Because you cannot see, smell or taste radon, the only way to know if you and your family are at risk is through proper radon detection. Here are the main things you need to know about radon, its impact on your health and how to test for and mitigate it.

The Dangers of Radon

When you breathe in radon gas, it decays and releases tiny radioactive particles inside your body. These particles can become trapped in your lungs and emit radiation, damaging the lung tissue over time. This prolonged exposure to high levels of radon significantly increases your risk of developing serious, even fatal, illnesses. 

Health Risks of Radon Exposure

When radon accumulates indoors, particularly in enclosed spaces like basements and crawl spaces, it becomes a significant health concern. In fact, radon is the second leading cause of lung cancer after smoking, responsible for a considerable number of lung cancer deaths each year — according to the Environmental Protection Agency (EPA), more than 21,000 fatalities each year.

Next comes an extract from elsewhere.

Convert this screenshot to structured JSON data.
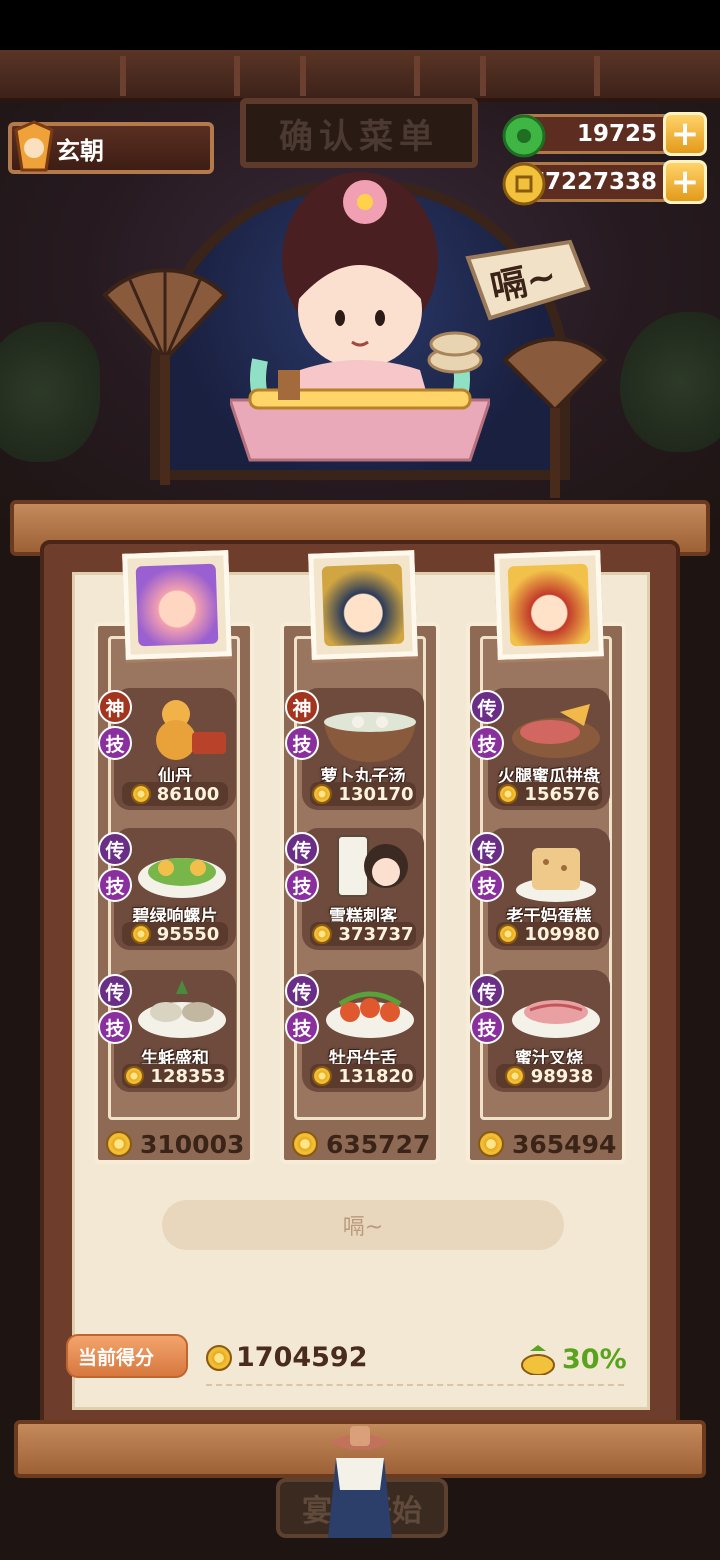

Alongside the EPA, several health officials, such as the World Health Organization (WHO), the National Academy of Sciences and the U.S. Department of Health and Human Services, classify radon as a known human carcinogen

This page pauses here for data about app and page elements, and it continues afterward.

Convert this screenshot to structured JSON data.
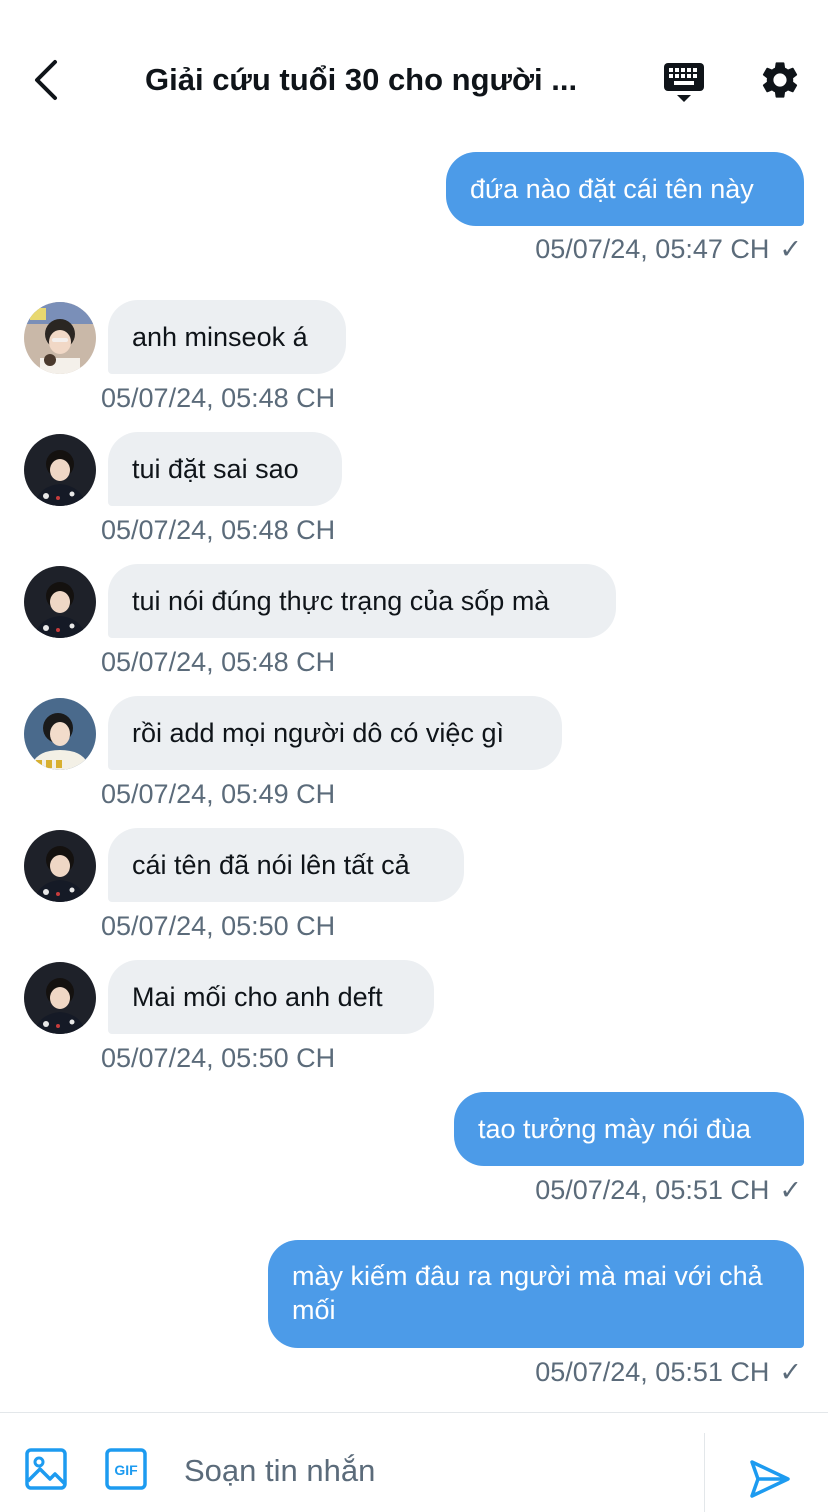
{
  "header": {
    "title": "Giải cứu tuổi 30 cho người ...",
    "back_icon": "chevron-left-icon",
    "keyboard_icon": "keyboard-icon",
    "settings_icon": "gear-icon"
  },
  "colors": {
    "outgoing_bubble": "#4c9be8",
    "incoming_bubble": "#eceff2",
    "accent": "#1d9bf0",
    "timestamp": "#5b6b7a"
  },
  "messages": [
    {
      "direction": "out",
      "text": "đứa nào đặt cái tên này",
      "timestamp": "05/07/24, 05:47 CH",
      "read_icon": "check-icon"
    },
    {
      "direction": "in",
      "text": "anh minseok á",
      "timestamp": "05/07/24, 05:48 CH"
    },
    {
      "direction": "in",
      "text": "tui đặt sai sao",
      "timestamp": "05/07/24, 05:48 CH"
    },
    {
      "direction": "in",
      "text": "tui nói đúng thực trạng của sốp mà",
      "timestamp": "05/07/24, 05:48 CH"
    },
    {
      "direction": "in",
      "text": "rồi add mọi người dô có việc gì",
      "timestamp": "05/07/24, 05:49 CH"
    },
    {
      "direction": "in",
      "text": "cái tên đã nói lên tất cả",
      "timestamp": "05/07/24, 05:50 CH"
    },
    {
      "direction": "in",
      "text": "Mai mối cho anh deft",
      "timestamp": "05/07/24, 05:50 CH"
    },
    {
      "direction": "out",
      "text": "tao tưởng mày nói đùa",
      "timestamp": "05/07/24, 05:51 CH",
      "read_icon": "check-icon"
    },
    {
      "direction": "out",
      "text": "mày kiếm đâu ra người mà mai với chả mối",
      "timestamp": "05/07/24, 05:51 CH",
      "read_icon": "check-icon"
    }
  ],
  "composer": {
    "placeholder": "Soạn tin nhắn",
    "image_icon": "image-icon",
    "gif_icon": "gif-icon",
    "gif_label": "GIF",
    "send_icon": "send-icon"
  }
}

Why is Radon Detection Important?

Given the serious health risks associated with radon exposure, it is crucial to prioritize radon detection in your home. Even homes without basements can have high levels of radon. It can enter your home through any small opening, including cracks in walls or floors, gaps around pipes and even through well water.

How to Test for Radon

Testing for radon is simple, affordable and can give you important information regarding your risk. There are two main types of radon tests: short-term and long-term. The former test may last from two days to 90 days, best for determining the general risk level in your home. Long-term tests spanning a year are ideal to determine your average radon level through changing seasons and weather conditions.

Radon test kits can be purchased online or from a hardware store, but a certified radon testing and mitigation professional will be able to obtain the most accurate results.

Mitigating Radon Levels

If radon levels are found to be 4 picocuries per liter (pCi/L) or higher, the EPA recommends taking action to reduce the level. Certified radon mitigation professionals can assess your home and recommend the most appropriate mitigation method based on your specific circumstances.

Mitigation systems are highly effective in lowering radon levels and ensuring the air you breathe is safe and healthy.

Repel Radon Exposure

The risk of radon is real — but with the right detection, testing and mitigation measures in place, you can keep yourself and your loved ones safe from radon and its associated health risks.

How can you best tell if your home has elevated radon levels? Contact Radon Crew to schedule an appointment to get your home tested today.